*THE TASK:*
Each time a line of the listing holds "your", copy that line.
*** SUPPLIED RECORDS ***
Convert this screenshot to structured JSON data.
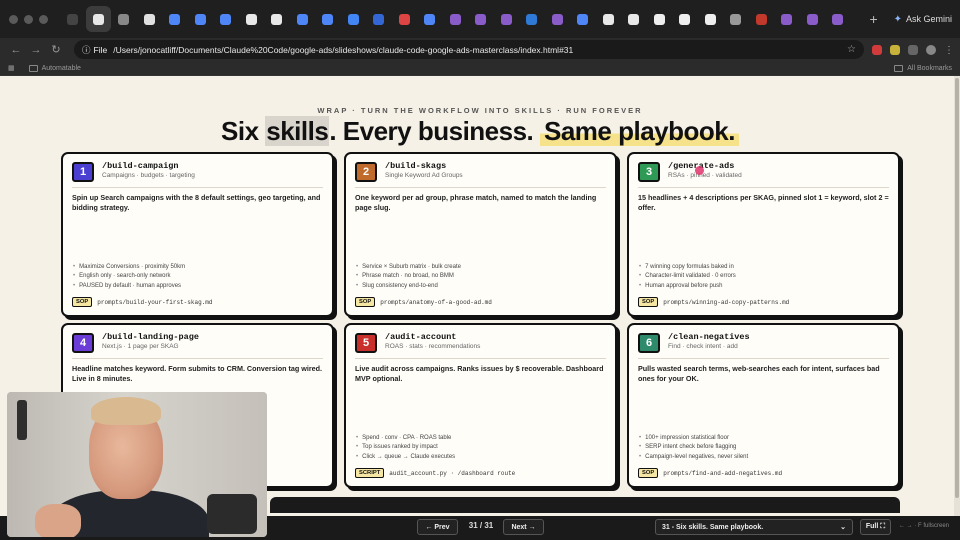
{
  "browser": {
    "tab_count": 31,
    "newtab_glyph": "+",
    "ask_label": "Ask Gemini",
    "file_chip": "File",
    "url": "/Users/jonocatliff/Documents/Claude%20Code/google-ads/slideshows/claude-code-google-ads-masterclass/index.html#31",
    "bookmark_folder": "Automatable",
    "all_bookmarks": "All Bookmarks"
  },
  "slide": {
    "eyebrow": "WRAP · TURN THE WORKFLOW INTO SKILLS · RUN FOREVER",
    "headline_1": "Six ",
    "headline_2": "skills",
    "headline_3": ". Every business. ",
    "headline_4": "Same playbook.",
    "cards": [
      {
        "num": "1",
        "color": "#4a3fd1",
        "cmd": "/build-campaign",
        "sub": "Campaigns · budgets · targeting",
        "desc": "Spin up Search campaigns with the 8 default settings, geo targeting, and bidding strategy.",
        "bullets": [
          "Maximize Conversions · proximity 50km",
          "English only · search-only network",
          "PAUSED by default · human approves"
        ],
        "tag": "SOP",
        "path": "prompts/build-your-first-skag.md"
      },
      {
        "num": "2",
        "color": "#c06a2b",
        "cmd": "/build-skags",
        "sub": "Single Keyword Ad Groups",
        "desc": "One keyword per ad group, phrase match, named to match the landing page slug.",
        "bullets": [
          "Service × Suburb matrix · bulk create",
          "Phrase match · no broad, no BMM",
          "Slug consistency end-to-end"
        ],
        "tag": "SOP",
        "path": "prompts/anatomy-of-a-good-ad.md"
      },
      {
        "num": "3",
        "color": "#2e9a55",
        "cmd": "/generate-ads",
        "sub": "RSAs · pinned · validated",
        "desc": "15 headlines + 4 descriptions per SKAG, pinned slot 1 = keyword, slot 2 = offer.",
        "bullets": [
          "7 winning copy formulas baked in",
          "Character-limit validated · 0 errors",
          "Human approval before push"
        ],
        "tag": "SOP",
        "path": "prompts/winning-ad-copy-patterns.md"
      },
      {
        "num": "4",
        "color": "#6b3cd6",
        "cmd": "/build-landing-page",
        "sub": "Next.js · 1 page per SKAG",
        "desc": "Headline matches keyword. Form submits to CRM. Conversion tag wired. Live in 8 minutes.",
        "bullets": [],
        "tag": "",
        "path": ""
      },
      {
        "num": "5",
        "color": "#c9302c",
        "cmd": "/audit-account",
        "sub": "ROAS · stats · recommendations",
        "desc": "Live audit across campaigns. Ranks issues by $ recoverable. Dashboard MVP optional.",
        "bullets": [
          "Spend · conv · CPA · ROAS table",
          "Top issues ranked by impact",
          "Click → queue → Claude executes"
        ],
        "tag": "SCRIPT",
        "path": "audit_account.py · /dashboard route"
      },
      {
        "num": "6",
        "color": "#2d8a6a",
        "cmd": "/clean-negatives",
        "sub": "Find · check intent · add",
        "desc": "Pulls wasted search terms, web-searches each for intent, surfaces bad ones for your OK.",
        "bullets": [
          "100+ impression statistical floor",
          "SERP intent check before flagging",
          "Campaign-level negatives, never silent"
        ],
        "tag": "SOP",
        "path": "prompts/find-and-add-negatives.md"
      }
    ]
  },
  "nav": {
    "prev": "← Prev",
    "page": "31 / 31",
    "next": "Next →",
    "select_value": "31 - Six skills. Same playbook.",
    "full": "Full ⛶",
    "hint": "← → · F fullscreen"
  }
}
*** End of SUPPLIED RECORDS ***
*RESULT:*
        "path": "prompts/build-your-first-skag.md"
        "desc": "Pulls wasted search terms, web-searches each for intent, surfaces bad ones for your OK.",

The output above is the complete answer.